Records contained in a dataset
───

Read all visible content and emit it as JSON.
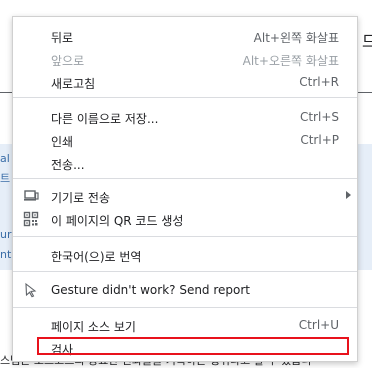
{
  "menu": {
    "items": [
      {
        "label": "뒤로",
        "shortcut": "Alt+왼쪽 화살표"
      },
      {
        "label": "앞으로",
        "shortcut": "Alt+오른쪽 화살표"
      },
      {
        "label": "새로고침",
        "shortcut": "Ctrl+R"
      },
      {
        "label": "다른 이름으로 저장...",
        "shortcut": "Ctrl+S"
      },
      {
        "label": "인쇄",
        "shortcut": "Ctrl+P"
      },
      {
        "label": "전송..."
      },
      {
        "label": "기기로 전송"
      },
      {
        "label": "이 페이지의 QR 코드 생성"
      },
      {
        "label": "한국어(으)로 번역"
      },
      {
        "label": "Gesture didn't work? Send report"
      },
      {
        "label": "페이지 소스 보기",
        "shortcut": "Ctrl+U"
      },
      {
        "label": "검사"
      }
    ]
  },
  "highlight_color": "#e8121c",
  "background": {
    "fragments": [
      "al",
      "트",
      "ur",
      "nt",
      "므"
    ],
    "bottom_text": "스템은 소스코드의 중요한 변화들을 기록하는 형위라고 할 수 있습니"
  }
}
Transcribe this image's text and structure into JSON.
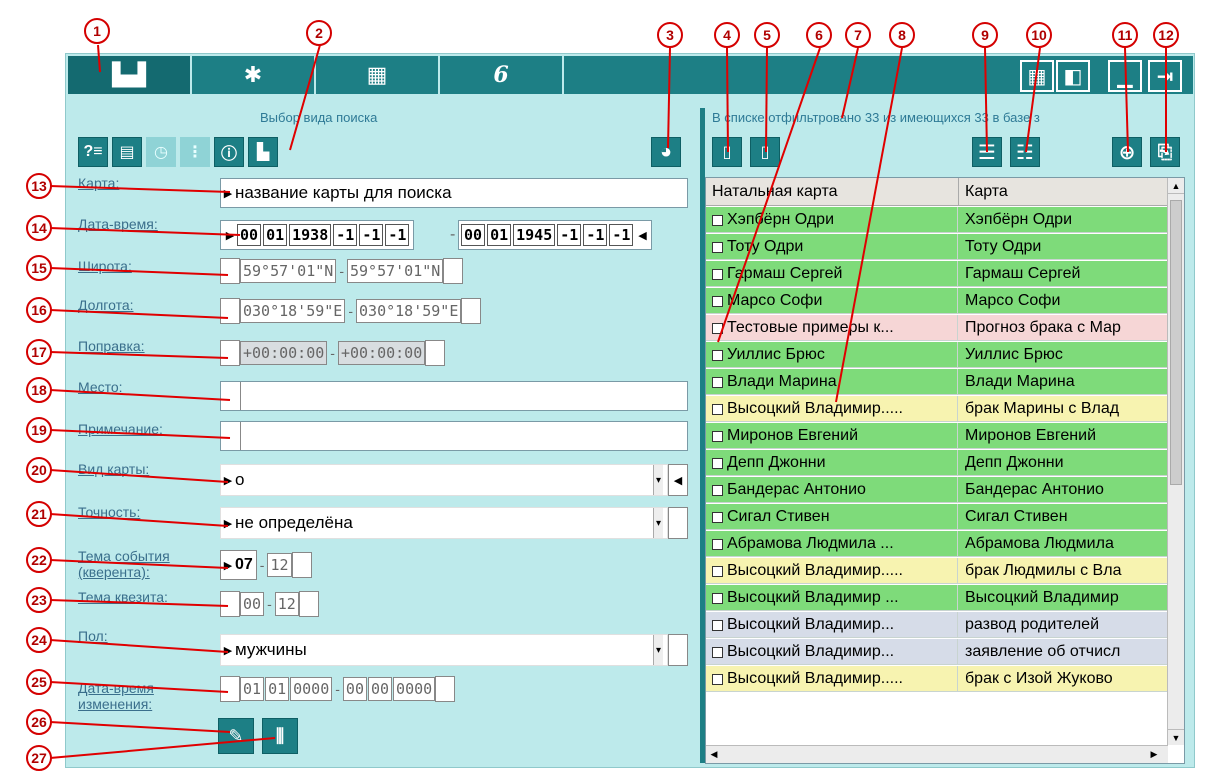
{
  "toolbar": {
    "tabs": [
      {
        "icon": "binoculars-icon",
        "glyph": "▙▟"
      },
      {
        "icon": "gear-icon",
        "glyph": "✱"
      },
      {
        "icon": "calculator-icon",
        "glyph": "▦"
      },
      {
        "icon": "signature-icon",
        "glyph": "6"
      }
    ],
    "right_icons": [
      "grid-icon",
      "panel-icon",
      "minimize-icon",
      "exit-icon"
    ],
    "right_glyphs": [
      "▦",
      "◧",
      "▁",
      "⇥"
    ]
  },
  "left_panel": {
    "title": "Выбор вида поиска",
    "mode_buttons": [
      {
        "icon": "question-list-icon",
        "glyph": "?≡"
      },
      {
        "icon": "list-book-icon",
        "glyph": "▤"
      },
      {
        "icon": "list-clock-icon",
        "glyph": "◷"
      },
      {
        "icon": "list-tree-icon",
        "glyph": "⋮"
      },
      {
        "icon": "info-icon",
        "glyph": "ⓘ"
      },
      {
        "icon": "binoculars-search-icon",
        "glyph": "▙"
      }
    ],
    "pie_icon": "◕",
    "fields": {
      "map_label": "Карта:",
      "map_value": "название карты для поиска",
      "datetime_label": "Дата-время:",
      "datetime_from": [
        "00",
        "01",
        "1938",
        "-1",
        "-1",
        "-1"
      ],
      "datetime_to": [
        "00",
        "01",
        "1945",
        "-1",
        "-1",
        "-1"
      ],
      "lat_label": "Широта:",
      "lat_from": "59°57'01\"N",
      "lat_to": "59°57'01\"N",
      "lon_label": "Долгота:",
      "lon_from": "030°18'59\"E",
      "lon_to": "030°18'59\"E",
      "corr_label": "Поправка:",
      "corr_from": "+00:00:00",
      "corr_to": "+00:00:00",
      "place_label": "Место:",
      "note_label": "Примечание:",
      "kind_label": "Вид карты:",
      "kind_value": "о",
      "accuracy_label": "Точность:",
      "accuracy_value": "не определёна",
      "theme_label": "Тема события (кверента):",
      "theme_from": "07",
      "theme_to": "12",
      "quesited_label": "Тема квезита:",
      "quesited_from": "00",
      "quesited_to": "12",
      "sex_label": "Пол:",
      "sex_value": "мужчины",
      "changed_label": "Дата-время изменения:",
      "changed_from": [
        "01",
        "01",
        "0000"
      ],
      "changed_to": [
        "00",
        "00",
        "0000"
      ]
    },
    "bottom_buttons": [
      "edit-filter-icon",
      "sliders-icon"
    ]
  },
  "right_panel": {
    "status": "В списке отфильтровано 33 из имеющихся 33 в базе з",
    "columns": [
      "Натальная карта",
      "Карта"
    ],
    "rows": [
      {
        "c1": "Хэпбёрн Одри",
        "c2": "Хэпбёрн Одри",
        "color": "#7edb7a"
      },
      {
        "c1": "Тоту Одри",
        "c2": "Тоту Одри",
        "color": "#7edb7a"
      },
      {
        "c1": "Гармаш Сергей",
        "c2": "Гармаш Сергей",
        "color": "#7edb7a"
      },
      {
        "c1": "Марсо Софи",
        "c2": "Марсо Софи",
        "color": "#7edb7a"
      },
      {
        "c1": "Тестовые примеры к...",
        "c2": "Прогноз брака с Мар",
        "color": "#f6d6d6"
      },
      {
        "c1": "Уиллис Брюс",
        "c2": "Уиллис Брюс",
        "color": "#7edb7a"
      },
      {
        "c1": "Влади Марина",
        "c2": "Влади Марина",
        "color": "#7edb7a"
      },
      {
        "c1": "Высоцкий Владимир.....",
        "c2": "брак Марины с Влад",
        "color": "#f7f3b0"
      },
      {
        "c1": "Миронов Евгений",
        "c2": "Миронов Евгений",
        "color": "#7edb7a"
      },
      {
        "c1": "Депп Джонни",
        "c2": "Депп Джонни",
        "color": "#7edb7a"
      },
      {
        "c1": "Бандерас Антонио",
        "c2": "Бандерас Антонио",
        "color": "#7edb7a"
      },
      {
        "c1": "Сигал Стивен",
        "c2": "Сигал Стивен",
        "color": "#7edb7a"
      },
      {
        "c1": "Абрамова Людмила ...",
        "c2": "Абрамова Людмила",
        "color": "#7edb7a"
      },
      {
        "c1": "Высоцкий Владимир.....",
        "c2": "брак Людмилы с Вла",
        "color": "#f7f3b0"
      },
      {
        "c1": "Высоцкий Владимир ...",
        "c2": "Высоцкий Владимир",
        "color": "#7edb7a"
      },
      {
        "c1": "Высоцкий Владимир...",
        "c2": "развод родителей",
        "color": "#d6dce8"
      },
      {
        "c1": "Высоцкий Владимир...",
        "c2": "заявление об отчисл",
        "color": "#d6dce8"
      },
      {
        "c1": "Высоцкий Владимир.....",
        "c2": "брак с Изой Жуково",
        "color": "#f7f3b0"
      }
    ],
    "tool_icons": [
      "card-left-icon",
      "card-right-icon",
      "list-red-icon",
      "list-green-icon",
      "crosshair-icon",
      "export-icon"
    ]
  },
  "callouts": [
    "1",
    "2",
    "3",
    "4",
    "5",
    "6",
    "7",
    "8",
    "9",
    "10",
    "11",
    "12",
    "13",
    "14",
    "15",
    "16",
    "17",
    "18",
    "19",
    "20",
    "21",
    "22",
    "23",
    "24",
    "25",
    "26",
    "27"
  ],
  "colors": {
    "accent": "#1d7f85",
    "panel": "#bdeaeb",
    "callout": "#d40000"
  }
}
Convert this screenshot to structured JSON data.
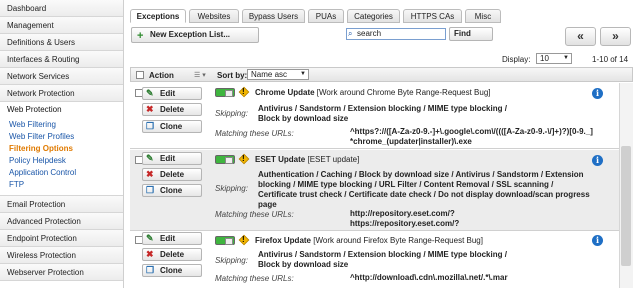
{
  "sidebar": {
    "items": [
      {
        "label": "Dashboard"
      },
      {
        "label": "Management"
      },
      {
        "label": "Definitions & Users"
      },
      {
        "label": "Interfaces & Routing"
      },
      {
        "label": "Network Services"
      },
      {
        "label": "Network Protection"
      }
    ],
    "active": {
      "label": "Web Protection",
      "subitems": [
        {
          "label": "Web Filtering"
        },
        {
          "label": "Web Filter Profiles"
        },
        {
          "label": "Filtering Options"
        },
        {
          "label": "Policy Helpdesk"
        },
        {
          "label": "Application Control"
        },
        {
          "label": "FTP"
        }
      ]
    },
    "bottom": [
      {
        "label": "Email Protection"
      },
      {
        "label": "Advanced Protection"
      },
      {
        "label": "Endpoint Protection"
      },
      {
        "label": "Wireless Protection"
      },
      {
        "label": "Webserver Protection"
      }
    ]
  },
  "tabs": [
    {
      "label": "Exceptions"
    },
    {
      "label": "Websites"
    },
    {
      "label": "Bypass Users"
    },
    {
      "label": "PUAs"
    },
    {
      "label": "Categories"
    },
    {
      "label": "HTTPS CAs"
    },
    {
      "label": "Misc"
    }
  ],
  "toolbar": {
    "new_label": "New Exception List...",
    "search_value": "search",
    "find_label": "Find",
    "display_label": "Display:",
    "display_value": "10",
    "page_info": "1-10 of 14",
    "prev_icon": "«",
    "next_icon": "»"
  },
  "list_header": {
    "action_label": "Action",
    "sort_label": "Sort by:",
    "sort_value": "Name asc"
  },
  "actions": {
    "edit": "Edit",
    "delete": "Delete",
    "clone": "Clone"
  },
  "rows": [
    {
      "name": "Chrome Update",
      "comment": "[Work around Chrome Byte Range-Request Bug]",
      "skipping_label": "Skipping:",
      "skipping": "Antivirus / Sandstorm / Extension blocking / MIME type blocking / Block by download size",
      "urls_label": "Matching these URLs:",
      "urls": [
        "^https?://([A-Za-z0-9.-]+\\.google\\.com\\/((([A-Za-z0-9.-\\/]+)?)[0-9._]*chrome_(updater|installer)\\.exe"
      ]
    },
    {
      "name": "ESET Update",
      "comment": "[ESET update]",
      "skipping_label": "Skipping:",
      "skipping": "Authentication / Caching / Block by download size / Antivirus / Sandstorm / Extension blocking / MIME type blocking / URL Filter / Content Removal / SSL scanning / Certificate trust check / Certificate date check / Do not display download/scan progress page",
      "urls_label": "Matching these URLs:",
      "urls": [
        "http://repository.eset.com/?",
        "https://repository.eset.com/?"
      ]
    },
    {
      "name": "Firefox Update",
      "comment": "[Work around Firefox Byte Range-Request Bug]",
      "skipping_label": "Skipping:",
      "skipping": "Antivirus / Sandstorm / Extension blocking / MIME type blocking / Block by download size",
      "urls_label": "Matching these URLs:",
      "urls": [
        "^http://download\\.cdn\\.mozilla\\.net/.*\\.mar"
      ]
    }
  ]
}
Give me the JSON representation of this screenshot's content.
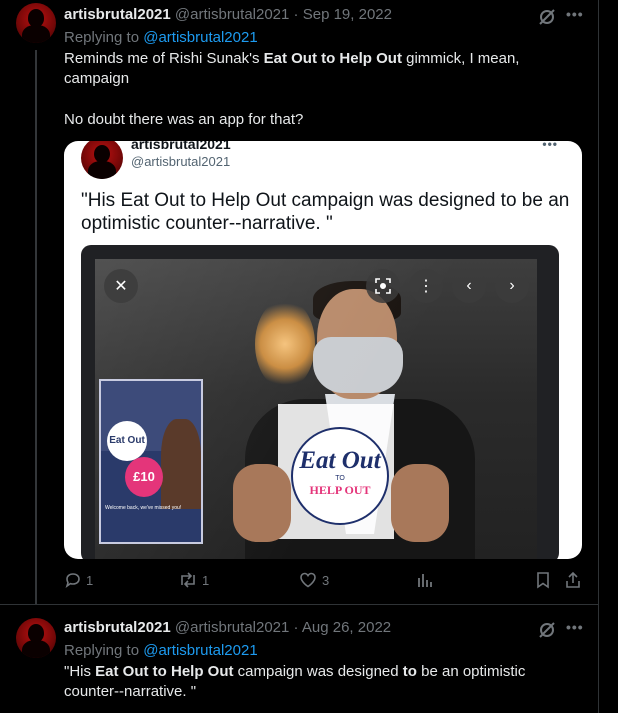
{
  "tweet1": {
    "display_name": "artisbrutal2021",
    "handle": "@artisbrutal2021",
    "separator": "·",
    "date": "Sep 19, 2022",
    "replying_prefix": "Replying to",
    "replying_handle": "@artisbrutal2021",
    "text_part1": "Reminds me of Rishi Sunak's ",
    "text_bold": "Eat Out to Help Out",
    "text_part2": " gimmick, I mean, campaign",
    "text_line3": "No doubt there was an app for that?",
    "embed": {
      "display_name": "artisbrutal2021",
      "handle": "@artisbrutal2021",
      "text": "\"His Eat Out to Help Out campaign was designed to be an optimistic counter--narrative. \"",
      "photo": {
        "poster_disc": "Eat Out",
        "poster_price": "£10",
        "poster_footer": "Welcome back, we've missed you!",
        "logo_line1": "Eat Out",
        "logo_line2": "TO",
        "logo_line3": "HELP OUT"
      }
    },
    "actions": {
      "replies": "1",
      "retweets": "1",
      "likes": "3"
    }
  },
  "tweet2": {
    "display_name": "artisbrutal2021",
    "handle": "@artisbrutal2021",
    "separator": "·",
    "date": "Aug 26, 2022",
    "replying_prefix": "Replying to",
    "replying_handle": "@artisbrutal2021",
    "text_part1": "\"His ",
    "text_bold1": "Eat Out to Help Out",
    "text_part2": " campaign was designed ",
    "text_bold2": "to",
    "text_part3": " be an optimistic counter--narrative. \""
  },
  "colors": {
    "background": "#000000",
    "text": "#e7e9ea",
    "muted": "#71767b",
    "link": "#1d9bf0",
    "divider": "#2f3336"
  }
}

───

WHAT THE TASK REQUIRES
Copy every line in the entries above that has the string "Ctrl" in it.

SOLUTION
        "shortcut": "Ctrl+R"
        "shortcut": "Ctrl+S"
        "shortcut": "Ctrl+P"
        "shortcut": "Ctrl+U"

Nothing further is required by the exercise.